= TASK DETAILS =
Every line that appears in the listing is to be set down verbatim.

= SUPPLIED MATERIAL =
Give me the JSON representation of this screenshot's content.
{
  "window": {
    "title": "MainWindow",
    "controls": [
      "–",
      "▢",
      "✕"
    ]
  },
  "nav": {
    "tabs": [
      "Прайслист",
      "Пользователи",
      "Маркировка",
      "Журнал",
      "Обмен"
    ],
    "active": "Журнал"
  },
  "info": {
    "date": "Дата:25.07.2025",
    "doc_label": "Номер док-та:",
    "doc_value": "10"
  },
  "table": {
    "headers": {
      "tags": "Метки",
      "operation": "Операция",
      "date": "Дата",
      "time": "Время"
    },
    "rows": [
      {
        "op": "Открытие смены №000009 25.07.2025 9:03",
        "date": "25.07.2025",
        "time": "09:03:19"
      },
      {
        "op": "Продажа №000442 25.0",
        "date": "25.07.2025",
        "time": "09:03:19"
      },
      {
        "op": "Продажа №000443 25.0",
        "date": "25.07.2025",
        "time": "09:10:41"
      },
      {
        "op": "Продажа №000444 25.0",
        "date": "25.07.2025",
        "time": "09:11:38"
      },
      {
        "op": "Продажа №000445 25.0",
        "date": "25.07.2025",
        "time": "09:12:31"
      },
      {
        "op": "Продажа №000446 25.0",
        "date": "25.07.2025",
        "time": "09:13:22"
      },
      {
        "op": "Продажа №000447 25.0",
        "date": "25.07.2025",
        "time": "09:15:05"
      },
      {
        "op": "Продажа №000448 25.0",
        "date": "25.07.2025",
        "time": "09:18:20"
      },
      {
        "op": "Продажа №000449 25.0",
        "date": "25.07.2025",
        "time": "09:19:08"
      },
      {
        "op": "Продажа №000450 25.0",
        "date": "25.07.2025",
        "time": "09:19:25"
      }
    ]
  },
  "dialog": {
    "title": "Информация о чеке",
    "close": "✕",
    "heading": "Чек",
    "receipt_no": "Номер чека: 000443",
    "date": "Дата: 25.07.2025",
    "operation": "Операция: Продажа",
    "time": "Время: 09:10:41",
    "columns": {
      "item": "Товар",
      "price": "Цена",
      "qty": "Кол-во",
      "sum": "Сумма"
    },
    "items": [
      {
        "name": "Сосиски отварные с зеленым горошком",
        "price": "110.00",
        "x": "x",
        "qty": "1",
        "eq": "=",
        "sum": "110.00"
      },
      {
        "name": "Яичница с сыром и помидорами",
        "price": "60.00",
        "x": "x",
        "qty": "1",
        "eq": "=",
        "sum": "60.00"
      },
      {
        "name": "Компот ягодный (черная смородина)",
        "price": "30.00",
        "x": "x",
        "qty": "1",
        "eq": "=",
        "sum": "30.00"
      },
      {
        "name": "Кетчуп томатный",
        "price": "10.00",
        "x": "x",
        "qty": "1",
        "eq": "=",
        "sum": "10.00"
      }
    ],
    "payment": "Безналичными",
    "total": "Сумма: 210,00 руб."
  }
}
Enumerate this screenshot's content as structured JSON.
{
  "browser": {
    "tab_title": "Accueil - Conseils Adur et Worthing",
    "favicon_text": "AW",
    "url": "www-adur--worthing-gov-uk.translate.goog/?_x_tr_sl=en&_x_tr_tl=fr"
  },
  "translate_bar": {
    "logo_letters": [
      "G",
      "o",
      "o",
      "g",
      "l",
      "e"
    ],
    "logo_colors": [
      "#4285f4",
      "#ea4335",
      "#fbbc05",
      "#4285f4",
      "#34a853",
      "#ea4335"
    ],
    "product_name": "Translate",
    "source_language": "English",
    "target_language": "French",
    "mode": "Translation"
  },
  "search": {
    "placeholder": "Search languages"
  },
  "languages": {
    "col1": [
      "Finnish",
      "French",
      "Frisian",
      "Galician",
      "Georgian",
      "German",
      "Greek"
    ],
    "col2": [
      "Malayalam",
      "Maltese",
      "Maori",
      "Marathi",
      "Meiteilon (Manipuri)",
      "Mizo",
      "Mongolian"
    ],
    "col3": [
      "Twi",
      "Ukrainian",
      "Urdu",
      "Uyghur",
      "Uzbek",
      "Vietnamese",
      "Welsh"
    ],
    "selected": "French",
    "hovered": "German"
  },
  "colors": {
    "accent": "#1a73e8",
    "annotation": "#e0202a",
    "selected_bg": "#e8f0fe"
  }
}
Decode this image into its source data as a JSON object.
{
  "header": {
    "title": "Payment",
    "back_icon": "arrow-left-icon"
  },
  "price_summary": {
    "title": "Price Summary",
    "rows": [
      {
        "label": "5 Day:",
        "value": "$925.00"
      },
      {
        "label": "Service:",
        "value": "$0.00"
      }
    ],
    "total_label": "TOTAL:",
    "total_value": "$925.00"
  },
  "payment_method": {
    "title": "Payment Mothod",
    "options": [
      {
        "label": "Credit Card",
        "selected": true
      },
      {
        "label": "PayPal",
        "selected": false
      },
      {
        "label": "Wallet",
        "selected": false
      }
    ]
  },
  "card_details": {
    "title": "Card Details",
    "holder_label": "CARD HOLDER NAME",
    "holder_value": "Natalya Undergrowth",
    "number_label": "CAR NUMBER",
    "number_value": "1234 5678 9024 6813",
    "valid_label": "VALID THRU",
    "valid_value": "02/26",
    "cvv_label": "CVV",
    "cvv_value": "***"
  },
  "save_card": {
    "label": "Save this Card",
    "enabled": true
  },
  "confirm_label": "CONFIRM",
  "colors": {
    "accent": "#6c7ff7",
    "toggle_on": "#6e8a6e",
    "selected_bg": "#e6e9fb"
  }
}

= TASK ANSWER =
Give me the JSON representation of this screenshot's content.
{
  "window": {
    "title": "MainWindow",
    "controls": [
      "–",
      "▢",
      "✕"
    ]
  },
  "nav": {
    "tabs": [
      "Прайслист",
      "Пользователи",
      "Маркировка",
      "Журнал",
      "Обмен"
    ],
    "active": "Журнал"
  },
  "info": {
    "date": "Дата:25.07.2025",
    "doc_label": "Номер док-та:",
    "doc_value": "10"
  },
  "table": {
    "headers": {
      "tags": "Метки",
      "operation": "Операция",
      "date": "Дата",
      "time": "Время"
    },
    "rows": [
      {
        "op": "Открытие смены №000009 25.07.2025 9:03",
        "date": "25.07.2025",
        "time": "09:03:19"
      },
      {
        "op": "Продажа №000442 25.0",
        "date": "25.07.2025",
        "time": "09:03:19"
      },
      {
        "op": "Продажа №000443 25.0",
        "date": "25.07.2025",
        "time": "09:10:41"
      },
      {
        "op": "Продажа №000444 25.0",
        "date": "25.07.2025",
        "time": "09:11:38"
      },
      {
        "op": "Продажа №000445 25.0",
        "date": "25.07.2025",
        "time": "09:12:31"
      },
      {
        "op": "Продажа №000446 25.0",
        "date": "25.07.2025",
        "time": "09:13:22"
      },
      {
        "op": "Продажа №000447 25.0",
        "date": "25.07.2025",
        "time": "09:15:05"
      },
      {
        "op": "Продажа №000448 25.0",
        "date": "25.07.2025",
        "time": "09:18:20"
      },
      {
        "op": "Продажа №000449 25.0",
        "date": "25.07.2025",
        "time": "09:19:08"
      },
      {
        "op": "Продажа №000450 25.0",
        "date": "25.07.2025",
        "time": "09:19:25"
      }
    ]
  },
  "dialog": {
    "title": "Информация о чеке",
    "close": "✕",
    "heading": "Чек",
    "receipt_no": "Номер чека: 000443",
    "date": "Дата: 25.07.2025",
    "operation": "Операция: Продажа",
    "time": "Время: 09:10:41",
    "columns": {
      "item": "Товар",
      "price": "Цена",
      "qty": "Кол-во",
      "sum": "Сумма"
    },
    "items": [
      {
        "name": "Сосиски отварные с зеленым горошком",
        "price": "110.00",
        "x": "x",
        "qty": "1",
        "eq": "=",
        "sum": "110.00"
      },
      {
        "name": "Яичница с сыром и помидорами",
        "price": "60.00",
        "x": "x",
        "qty": "1",
        "eq": "=",
        "sum": "60.00"
      },
      {
        "name": "Компот ягодный (черная смородина)",
        "price": "30.00",
        "x": "x",
        "qty": "1",
        "eq": "=",
        "sum": "30.00"
      },
      {
        "name": "Кетчуп томатный",
        "price": "10.00",
        "x": "x",
        "qty": "1",
        "eq": "=",
        "sum": "10.00"
      }
    ],
    "payment": "Безналичными",
    "total": "Сумма: 210,00 руб."
  }
}
Enumerate this screenshot's content as structured JSON.
{
  "browser": {
    "tab_title": "Accueil - Conseils Adur et Worthing",
    "favicon_text": "AW",
    "url": "www-adur--worthing-gov-uk.translate.goog/?_x_tr_sl=en&_x_tr_tl=fr"
  },
  "translate_bar": {
    "logo_letters": [
      "G",
      "o",
      "o",
      "g",
      "l",
      "e"
    ],
    "logo_colors": [
      "#4285f4",
      "#ea4335",
      "#fbbc05",
      "#4285f4",
      "#34a853",
      "#ea4335"
    ],
    "product_name": "Translate",
    "source_language": "English",
    "target_language": "French",
    "mode": "Translation"
  },
  "search": {
    "placeholder": "Search languages"
  },
  "languages": {
    "col1": [
      "Finnish",
      "French",
      "Frisian",
      "Galician",
      "Georgian",
      "German",
      "Greek"
    ],
    "col2": [
      "Malayalam",
      "Maltese",
      "Maori",
      "Marathi",
      "Meiteilon (Manipuri)",
      "Mizo",
      "Mongolian"
    ],
    "col3": [
      "Twi",
      "Ukrainian",
      "Urdu",
      "Uyghur",
      "Uzbek",
      "Vietnamese",
      "Welsh"
    ],
    "selected": "French",
    "hovered": "German"
  },
  "colors": {
    "accent": "#1a73e8",
    "annotation": "#e0202a",
    "selected_bg": "#e8f0fe"
  }
}
Decode this image into its source data as a JSON object.
{
  "header": {
    "title": "Payment",
    "back_icon": "arrow-left-icon"
  },
  "price_summary": {
    "title": "Price Summary",
    "rows": [
      {
        "label": "5 Day:",
        "value": "$925.00"
      },
      {
        "label": "Service:",
        "value": "$0.00"
      }
    ],
    "total_label": "TOTAL:",
    "total_value": "$925.00"
  },
  "payment_method": {
    "title": "Payment Mothod",
    "options": [
      {
        "label": "Credit Card",
        "selected": true
      },
      {
        "label": "PayPal",
        "selected": false
      },
      {
        "label": "Wallet",
        "selected": false
      }
    ]
  },
  "card_details": {
    "title": "Card Details",
    "holder_label": "CARD HOLDER NAME",
    "holder_value": "Natalya Undergrowth",
    "number_label": "CAR NUMBER",
    "number_value": "1234 5678 9024 6813",
    "valid_label": "VALID THRU",
    "valid_value": "02/26",
    "cvv_label": "CVV",
    "cvv_value": "***"
  },
  "save_card": {
    "label": "Save this Card",
    "enabled": true
  },
  "confirm_label": "CONFIRM",
  "colors": {
    "accent": "#6c7ff7",
    "toggle_on": "#6e8a6e",
    "selected_bg": "#e6e9fb"
  }
}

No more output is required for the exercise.